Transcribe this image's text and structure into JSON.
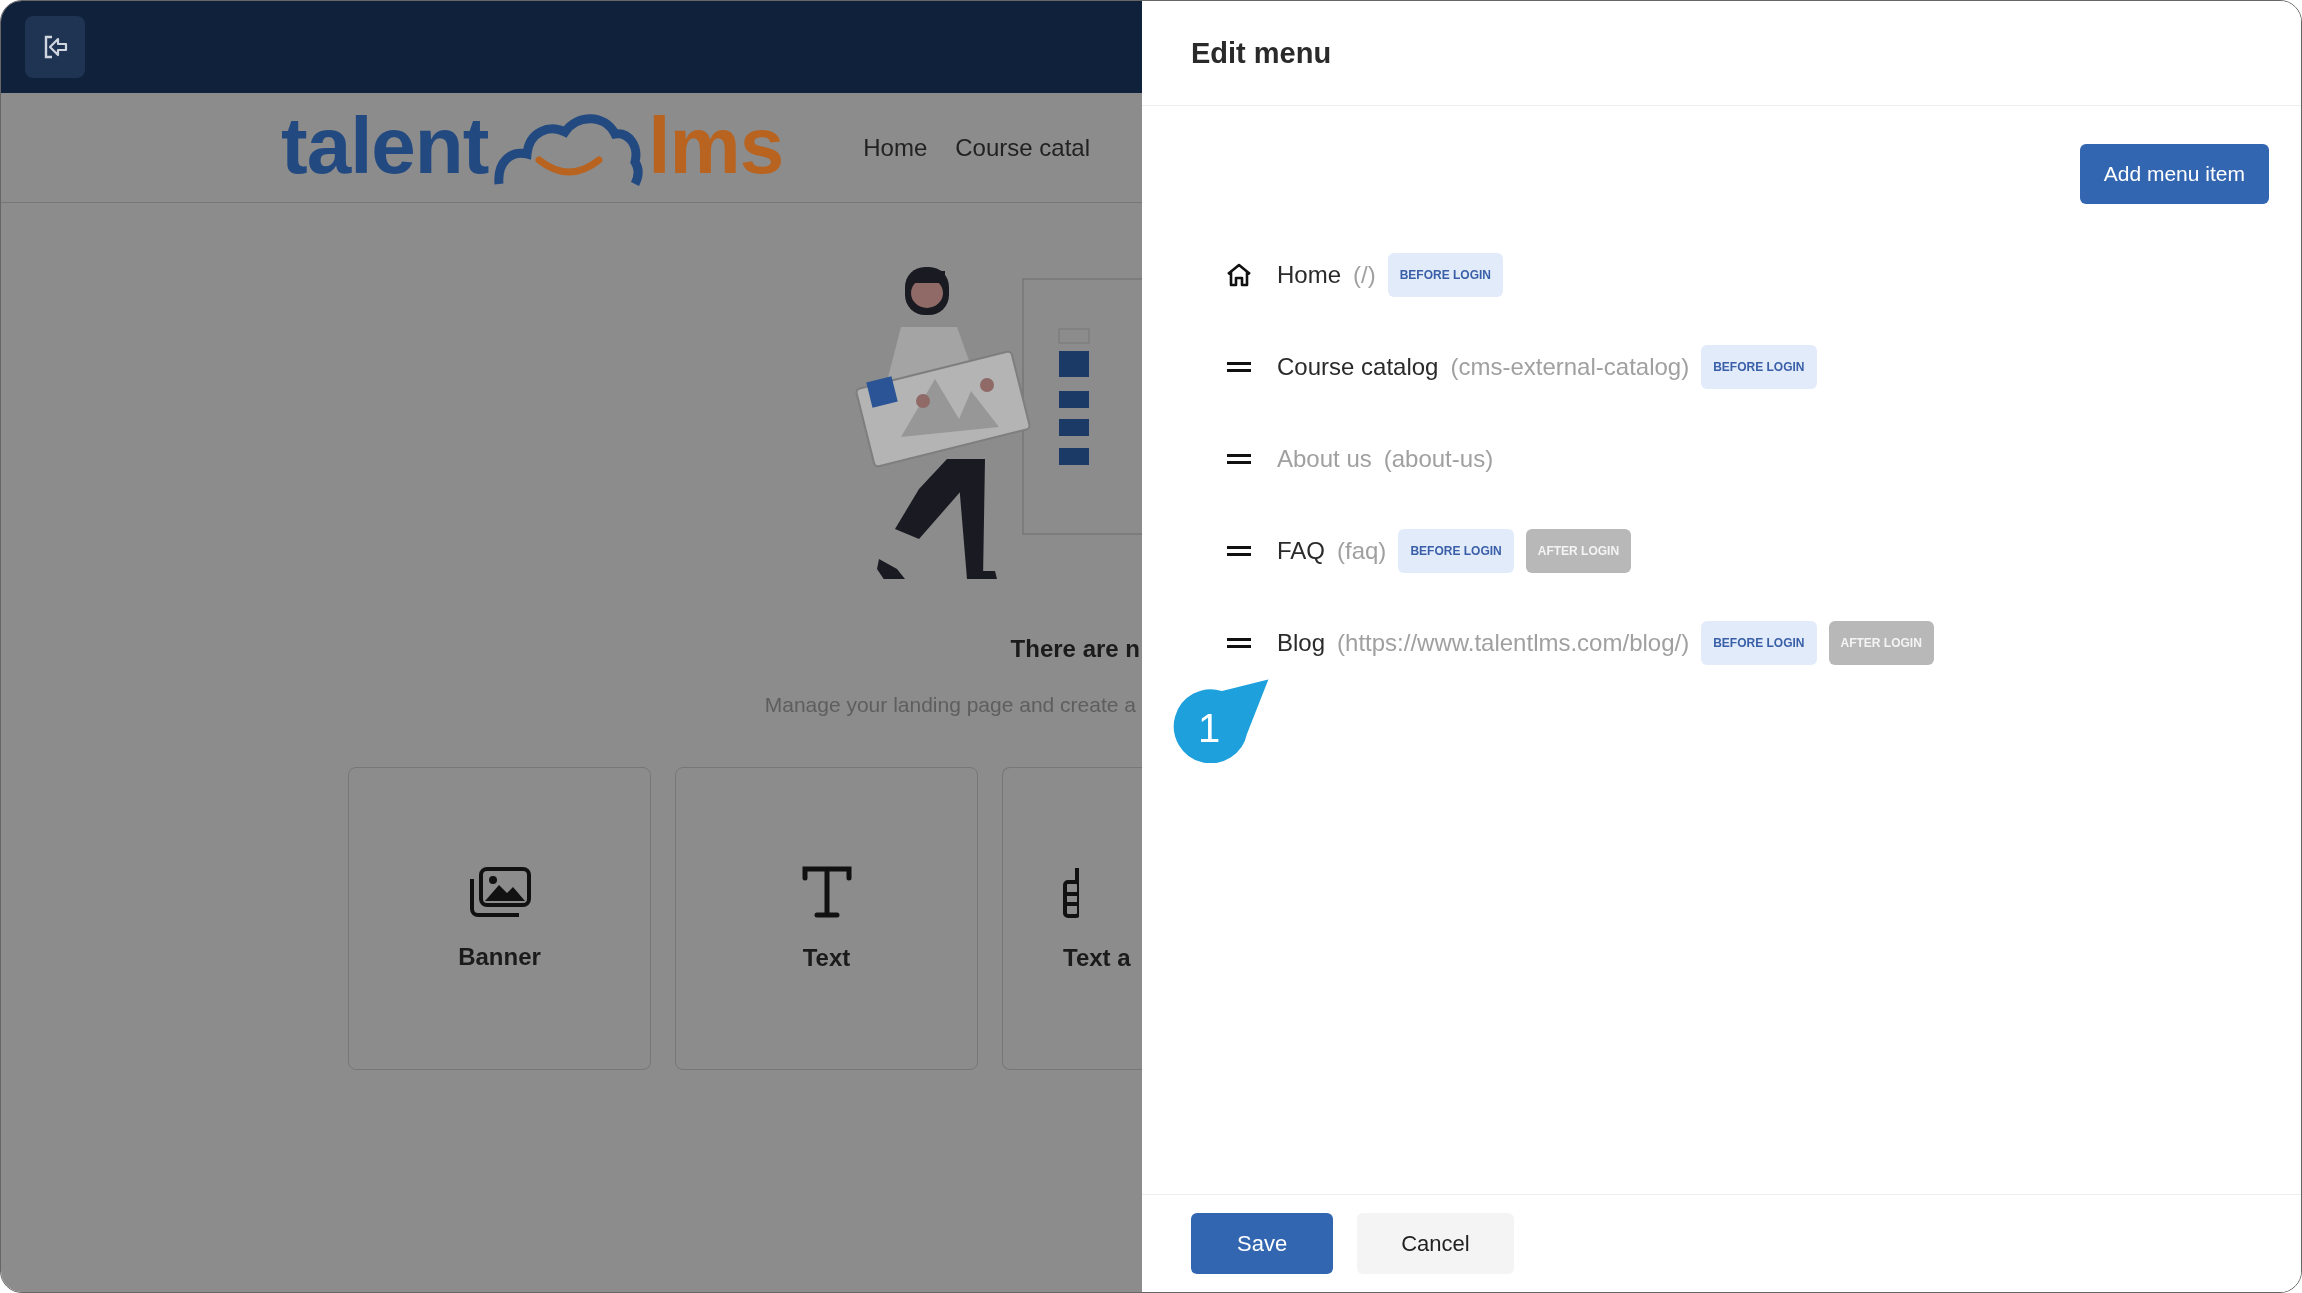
{
  "site_header": {
    "logo": {
      "left": "talent",
      "right": "lms"
    },
    "nav": [
      "Home",
      "Course catal"
    ]
  },
  "empty_state": {
    "title": "There are n",
    "subtitle": "Manage your landing page and create a"
  },
  "cards": [
    {
      "label": "Banner",
      "kind": "banner"
    },
    {
      "label": "Text",
      "kind": "text"
    },
    {
      "label": "Text a",
      "kind": "text-image"
    }
  ],
  "drawer": {
    "title": "Edit menu",
    "add_button": "Add menu item",
    "items": [
      {
        "kind": "home",
        "label": "Home",
        "path": "(/)",
        "disabled": false,
        "tags": [
          {
            "label": "BEFORE LOGIN",
            "kind": "before"
          }
        ]
      },
      {
        "kind": "drag",
        "label": "Course catalog",
        "path": "(cms-external-catalog)",
        "disabled": false,
        "tags": [
          {
            "label": "BEFORE LOGIN",
            "kind": "before"
          }
        ]
      },
      {
        "kind": "drag",
        "label": "About us",
        "path": "(about-us)",
        "disabled": true
      },
      {
        "kind": "drag",
        "label": "FAQ",
        "path": "(faq)",
        "disabled": false,
        "tags": [
          {
            "label": "BEFORE LOGIN",
            "kind": "before"
          },
          {
            "label": "AFTER LOGIN",
            "kind": "after"
          }
        ]
      },
      {
        "kind": "drag",
        "label": "Blog",
        "path": "(https://www.talentlms.com/blog/)",
        "disabled": false,
        "tags": [
          {
            "label": "BEFORE LOGIN",
            "kind": "before"
          },
          {
            "label": "AFTER LOGIN",
            "kind": "after"
          }
        ]
      }
    ],
    "buttons": [
      {
        "label": "Save",
        "kind": "primary"
      },
      {
        "label": "Cancel",
        "kind": "secondary"
      }
    ]
  },
  "callout": {
    "text": "1"
  }
}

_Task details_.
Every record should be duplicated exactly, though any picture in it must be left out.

_Result of the task_.
Transcribe this image's text and structure into JSON.
{
  "site_header": {
    "logo": {
      "left": "talent",
      "right": "lms"
    },
    "nav": [
      "Home",
      "Course catal"
    ]
  },
  "empty_state": {
    "title": "There are n",
    "subtitle": "Manage your landing page and create a"
  },
  "cards": [
    {
      "label": "Banner",
      "kind": "banner"
    },
    {
      "label": "Text",
      "kind": "text"
    },
    {
      "label": "Text a",
      "kind": "text-image"
    }
  ],
  "drawer": {
    "title": "Edit menu",
    "add_button": "Add menu item",
    "items": [
      {
        "kind": "home",
        "label": "Home",
        "path": "(/)",
        "disabled": false,
        "tags": [
          {
            "label": "BEFORE LOGIN",
            "kind": "before"
          }
        ]
      },
      {
        "kind": "drag",
        "label": "Course catalog",
        "path": "(cms-external-catalog)",
        "disabled": false,
        "tags": [
          {
            "label": "BEFORE LOGIN",
            "kind": "before"
          }
        ]
      },
      {
        "kind": "drag",
        "label": "About us",
        "path": "(about-us)",
        "disabled": true
      },
      {
        "kind": "drag",
        "label": "FAQ",
        "path": "(faq)",
        "disabled": false,
        "tags": [
          {
            "label": "BEFORE LOGIN",
            "kind": "before"
          },
          {
            "label": "AFTER LOGIN",
            "kind": "after"
          }
        ]
      },
      {
        "kind": "drag",
        "label": "Blog",
        "path": "(https://www.talentlms.com/blog/)",
        "disabled": false,
        "tags": [
          {
            "label": "BEFORE LOGIN",
            "kind": "before"
          },
          {
            "label": "AFTER LOGIN",
            "kind": "after"
          }
        ]
      }
    ],
    "buttons": [
      {
        "label": "Save",
        "kind": "primary"
      },
      {
        "label": "Cancel",
        "kind": "secondary"
      }
    ]
  },
  "callout": {
    "text": "1"
  }
}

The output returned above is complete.